It is safe to assume that Wendtlandt experienced a sense of relief when he heard the case being dismissed.  I have no idea what went on in the minds of Marshal Zautner and Fred Behling when they heard that pronouncement.  They probably experienced puzzlement, chagrin, and a good amount of disbelief.  Their disbelief must have been heightened when after hearing the Board of Street Commissioners conferring among themselves, and then ordering Marshal Zautner to arrest Fred Behling, placing him under $200 bail for his appearance before Justice Halliger for the crime of “stealing from a person”.


There !!   A crime had been committed and justice had been meted out.
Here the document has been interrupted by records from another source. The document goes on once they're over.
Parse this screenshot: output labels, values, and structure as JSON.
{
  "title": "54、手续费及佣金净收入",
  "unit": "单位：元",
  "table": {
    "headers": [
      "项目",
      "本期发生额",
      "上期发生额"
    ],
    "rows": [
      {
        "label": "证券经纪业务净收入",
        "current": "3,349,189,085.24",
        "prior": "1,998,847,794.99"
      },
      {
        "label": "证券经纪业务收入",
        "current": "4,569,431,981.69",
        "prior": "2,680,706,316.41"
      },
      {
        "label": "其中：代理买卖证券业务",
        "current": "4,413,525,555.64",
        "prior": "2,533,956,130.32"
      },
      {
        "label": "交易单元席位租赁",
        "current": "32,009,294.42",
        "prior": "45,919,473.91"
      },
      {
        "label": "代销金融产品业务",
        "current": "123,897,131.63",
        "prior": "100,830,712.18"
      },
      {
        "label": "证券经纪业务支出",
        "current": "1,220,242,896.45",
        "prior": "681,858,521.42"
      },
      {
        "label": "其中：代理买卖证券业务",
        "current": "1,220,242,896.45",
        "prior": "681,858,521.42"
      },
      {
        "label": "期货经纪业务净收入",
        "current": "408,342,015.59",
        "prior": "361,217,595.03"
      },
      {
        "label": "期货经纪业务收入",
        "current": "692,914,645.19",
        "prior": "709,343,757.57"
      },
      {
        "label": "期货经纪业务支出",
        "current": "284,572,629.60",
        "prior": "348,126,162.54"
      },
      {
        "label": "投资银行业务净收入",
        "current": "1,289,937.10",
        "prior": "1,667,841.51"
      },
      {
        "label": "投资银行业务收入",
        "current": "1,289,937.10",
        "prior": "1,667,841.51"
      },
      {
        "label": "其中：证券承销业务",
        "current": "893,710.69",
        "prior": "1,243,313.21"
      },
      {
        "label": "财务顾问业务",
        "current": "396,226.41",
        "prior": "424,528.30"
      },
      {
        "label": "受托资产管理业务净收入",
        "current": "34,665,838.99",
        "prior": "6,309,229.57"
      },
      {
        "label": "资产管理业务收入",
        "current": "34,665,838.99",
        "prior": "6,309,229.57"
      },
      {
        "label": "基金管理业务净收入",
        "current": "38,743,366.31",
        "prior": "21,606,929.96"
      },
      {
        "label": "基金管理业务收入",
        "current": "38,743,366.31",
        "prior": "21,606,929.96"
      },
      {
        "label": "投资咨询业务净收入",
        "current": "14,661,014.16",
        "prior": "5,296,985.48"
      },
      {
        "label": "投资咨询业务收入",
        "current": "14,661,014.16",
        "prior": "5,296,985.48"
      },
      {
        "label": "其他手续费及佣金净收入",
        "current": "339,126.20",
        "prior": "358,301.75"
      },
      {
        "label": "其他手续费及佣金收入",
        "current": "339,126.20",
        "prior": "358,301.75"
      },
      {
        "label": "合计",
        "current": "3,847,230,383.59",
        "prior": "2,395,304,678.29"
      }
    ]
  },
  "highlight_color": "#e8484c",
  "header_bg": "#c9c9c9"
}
It should be noted that Justice Halliger, apparently the only clear head serving the city, at the hearing discharged the prisoner, because, it was reported, “the evidence was not of a criminating nature.”


Justice did prevail.  Is this a great country, or what?


Cross Reference

New Trial is Denied

Watertown Gazette, 10 16 1908

Judge Grimm Sentences Charles Donovan to Eight Years Imprisonment at Waupun


Jefferson, Wis., Oct. 8 —Judge George Grimm of this city today handed down an important decision in denying a motion for a new trial in the case against Charles Donovan, who was convicted of criminal assault on a girl under the age of 14 years.  A new trial was asked for on the ground that evidence had been used against him which he had given as a witness in the case against Ida Gruetzmacher of Watertown, who was convicted of keeping a house of ill fame in that city.  Under section 4581h of the statutes of Wisconsin it is provided that full immunity shall be granted to persons who may testify to any matters concerning facts or circumstances relative to the conviction of keepers of disorderly houses.  Judge Grimm denied the motion for a new trial upon the ground that section 4581h is unconstitutional and void, and the witness should have invoked his constitutional privilege of not answering upon the ground that his answer might incriminate him.  Donovan was sentenced to eight years at hard labor in the state penitentiary.  His attorney will appeal.